▶ **MATERIALS PROVIDED**:
——
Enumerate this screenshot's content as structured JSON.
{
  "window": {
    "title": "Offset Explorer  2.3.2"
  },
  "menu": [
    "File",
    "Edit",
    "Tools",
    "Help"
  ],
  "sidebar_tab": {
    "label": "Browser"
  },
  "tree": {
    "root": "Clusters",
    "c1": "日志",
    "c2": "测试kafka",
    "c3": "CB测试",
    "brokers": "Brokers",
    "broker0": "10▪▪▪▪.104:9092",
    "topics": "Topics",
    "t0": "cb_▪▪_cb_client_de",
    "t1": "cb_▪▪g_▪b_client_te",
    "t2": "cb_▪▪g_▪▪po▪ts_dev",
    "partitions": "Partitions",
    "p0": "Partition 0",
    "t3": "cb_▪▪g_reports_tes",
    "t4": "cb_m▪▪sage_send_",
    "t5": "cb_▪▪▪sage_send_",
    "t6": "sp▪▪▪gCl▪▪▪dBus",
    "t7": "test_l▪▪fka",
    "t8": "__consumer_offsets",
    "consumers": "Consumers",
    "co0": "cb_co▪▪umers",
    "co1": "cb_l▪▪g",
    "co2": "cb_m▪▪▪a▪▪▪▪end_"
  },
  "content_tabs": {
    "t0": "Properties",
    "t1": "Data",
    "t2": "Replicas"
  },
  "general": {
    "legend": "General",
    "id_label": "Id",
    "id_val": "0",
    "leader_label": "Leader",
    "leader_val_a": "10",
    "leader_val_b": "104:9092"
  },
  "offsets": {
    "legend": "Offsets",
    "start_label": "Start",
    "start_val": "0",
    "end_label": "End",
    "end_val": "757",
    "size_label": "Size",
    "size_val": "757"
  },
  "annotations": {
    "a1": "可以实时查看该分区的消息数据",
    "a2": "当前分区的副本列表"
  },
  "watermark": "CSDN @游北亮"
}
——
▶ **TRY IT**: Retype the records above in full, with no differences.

▶ **TASK SOLUTION**:
Enumerate this screenshot's content as structured JSON.
{
  "window": {
    "title": "Offset Explorer  2.3.2"
  },
  "menu": [
    "File",
    "Edit",
    "Tools",
    "Help"
  ],
  "sidebar_tab": {
    "label": "Browser"
  },
  "tree": {
    "root": "Clusters",
    "c1": "日志",
    "c2": "测试kafka",
    "c3": "CB测试",
    "brokers": "Brokers",
    "broker0": "10▪▪▪▪.104:9092",
    "topics": "Topics",
    "t0": "cb_▪▪_cb_client_de",
    "t1": "cb_▪▪g_▪b_client_te",
    "t2": "cb_▪▪g_▪▪po▪ts_dev",
    "partitions": "Partitions",
    "p0": "Partition 0",
    "t3": "cb_▪▪g_reports_tes",
    "t4": "cb_m▪▪sage_send_",
    "t5": "cb_▪▪▪sage_send_",
    "t6": "sp▪▪▪gCl▪▪▪dBus",
    "t7": "test_l▪▪fka",
    "t8": "__consumer_offsets",
    "consumers": "Consumers",
    "co0": "cb_co▪▪umers",
    "co1": "cb_l▪▪g",
    "co2": "cb_m▪▪▪a▪▪▪▪end_"
  },
  "content_tabs": {
    "t0": "Properties",
    "t1": "Data",
    "t2": "Replicas"
  },
  "general": {
    "legend": "General",
    "id_label": "Id",
    "id_val": "0",
    "leader_label": "Leader",
    "leader_val_a": "10",
    "leader_val_b": "104:9092"
  },
  "offsets": {
    "legend": "Offsets",
    "start_label": "Start",
    "start_val": "0",
    "end_label": "End",
    "end_val": "757",
    "size_label": "Size",
    "size_val": "757"
  },
  "annotations": {
    "a1": "可以实时查看该分区的消息数据",
    "a2": "当前分区的副本列表"
  },
  "watermark": "CSDN @游北亮"
}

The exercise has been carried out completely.